AUGUSTA, GA. – As the needs of schoolchildren and adolescents change over time, so will the necessary skills and requirements for teachers. Dr. Michael Berg, new professor of education in the Augusta University College of Education, brings his passion for special education to the curriculum at a time when American schools are experiencing dramatic shifts.
“We’re not producing enough teachers to meet the demand to go into schools and work with special education students – especially those trained to work in an inclusive environment,” Berg said. “
The number of students enrolled in special education programs has risen by 30 percent in the last 10 years, according to the National Education Association. And as improvements in screening more accurately identify learning differences in children, the demand is expected to continue to increase. But even as schools lose teachers to retirement, they also lose them to stress.
We’re not only losing special education teachers to retirement, but we’re losing them due to a high turnover rate. Statistics show that they last about five years due to the stress of the job.”
Augusta University is doing to the right things to combat those issues, Berg said which is why he was so excited to join the faculty full-time.
“The relationships we have with partner schools, the professional development school model that we have implemented, and our extended induction period of support for new teachers are crucial differences in how we train our students. They get a variety of experiences, they get to see the whole continuum and they get great support after graduation,” Berg said.

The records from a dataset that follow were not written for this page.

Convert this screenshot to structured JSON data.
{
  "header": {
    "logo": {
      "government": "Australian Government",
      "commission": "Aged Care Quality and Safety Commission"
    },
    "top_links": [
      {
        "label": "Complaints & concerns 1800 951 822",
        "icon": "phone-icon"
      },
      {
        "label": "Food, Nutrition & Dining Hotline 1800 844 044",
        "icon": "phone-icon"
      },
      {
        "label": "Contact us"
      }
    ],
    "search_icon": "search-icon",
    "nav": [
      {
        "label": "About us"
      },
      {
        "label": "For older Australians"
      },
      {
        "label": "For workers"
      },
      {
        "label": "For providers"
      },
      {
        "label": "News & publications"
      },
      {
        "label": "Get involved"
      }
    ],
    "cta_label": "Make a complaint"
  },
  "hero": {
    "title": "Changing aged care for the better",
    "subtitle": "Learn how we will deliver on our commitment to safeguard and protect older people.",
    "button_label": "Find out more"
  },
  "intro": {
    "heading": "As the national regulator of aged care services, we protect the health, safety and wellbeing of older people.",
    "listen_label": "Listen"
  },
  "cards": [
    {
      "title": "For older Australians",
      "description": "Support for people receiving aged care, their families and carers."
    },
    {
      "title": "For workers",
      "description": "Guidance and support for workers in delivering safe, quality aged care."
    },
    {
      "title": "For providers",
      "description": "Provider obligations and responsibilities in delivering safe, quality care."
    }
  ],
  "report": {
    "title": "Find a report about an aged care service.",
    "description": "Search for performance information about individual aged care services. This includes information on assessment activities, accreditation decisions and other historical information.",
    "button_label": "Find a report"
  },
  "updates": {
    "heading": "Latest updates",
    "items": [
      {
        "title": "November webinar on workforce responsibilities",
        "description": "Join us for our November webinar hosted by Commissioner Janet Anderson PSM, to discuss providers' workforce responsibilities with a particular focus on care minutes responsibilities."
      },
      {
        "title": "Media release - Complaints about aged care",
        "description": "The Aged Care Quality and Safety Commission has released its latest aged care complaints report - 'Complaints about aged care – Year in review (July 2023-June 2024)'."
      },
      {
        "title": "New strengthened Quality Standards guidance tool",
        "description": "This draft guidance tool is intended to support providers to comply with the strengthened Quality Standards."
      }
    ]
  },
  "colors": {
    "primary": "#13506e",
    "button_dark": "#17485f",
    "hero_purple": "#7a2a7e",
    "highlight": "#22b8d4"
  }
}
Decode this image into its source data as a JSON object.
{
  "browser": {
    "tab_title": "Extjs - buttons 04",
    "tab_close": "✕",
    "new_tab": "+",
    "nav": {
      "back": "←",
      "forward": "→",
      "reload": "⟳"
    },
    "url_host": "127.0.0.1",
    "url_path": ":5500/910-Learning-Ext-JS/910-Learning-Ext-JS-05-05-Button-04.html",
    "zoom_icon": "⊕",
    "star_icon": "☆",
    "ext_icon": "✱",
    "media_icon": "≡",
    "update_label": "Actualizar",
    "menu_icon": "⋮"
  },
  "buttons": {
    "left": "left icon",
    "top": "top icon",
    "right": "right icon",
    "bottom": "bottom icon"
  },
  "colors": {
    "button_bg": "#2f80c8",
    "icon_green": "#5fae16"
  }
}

Berg has 24 years in the classroom, and has earned numerous awards and recognitions. He was the 2000 winner of the ReliaStar America’s Unsung Hero of Education Award, the 2001 winner of the Walmart Teacher of the Year for Palm Beach County, Fla., and the Time Magazine Teaching Excellence Regional Award Recipient, the 2002 and 2005 winner of the William Dwyer Award in Special Education and the 2009 Teacher of the Year for Martinez Elementary School.
Bringing his experience in the classroom to his position as a professor, Berg intends to provide practical advice and survival tips to students in the program for an environment that is equal parts stressful and rewarding. He will teach courses entitled Teaching in the Inclusive Classroom, Language Development and Communication Disorders, Educational Assessment in Special Education, Differentiation and Assessment and Characteristics of Children with Mild Disabilities.
“I’m interested in writing on topics that pertain to students getting the services to which they are entitled,” he said, noting that navigating the needs of children and the requirements of the system can be so daunting that the art of writing an Individualized Education Plan (IEP) for a student with special needs can take several years to perfect. He wants to focus on practical implementation for parents and teachers when it comes to educating students with special needs.
Berg is also passionate about catering to different learning styles, and has translated that into a three-year drive to found the newly approved charter school, SAIL: School for Arts-Infused Learning. The school is open to all students in Georgia and intends to provide arts and foreign language instruction daily.
“So many students cannot sit in a desk all day long and listen and write. They need a kinesthetic environment in which to learn,” he said, and summed up his philosophy of translating evidence-based practices into action: “You can’t just teach. You have to reform. You have to advocate for children and education.”
Berg received his associate’s degree from Palm Beach Community College, his bachelor’s degree from Florida Atlantic University, his master’s degree from Nova Southeastern University, his Education Specialist degree from Augusta University and is doctoral degree from University of West Georgia.
The mission of the Augusta University College of Education is to educate and prepare prospective professionals to be knowledgeable, highly effective, and ethical practitioners who transform learners into thinking, productive citizens. Visit www.augusta.edu/education.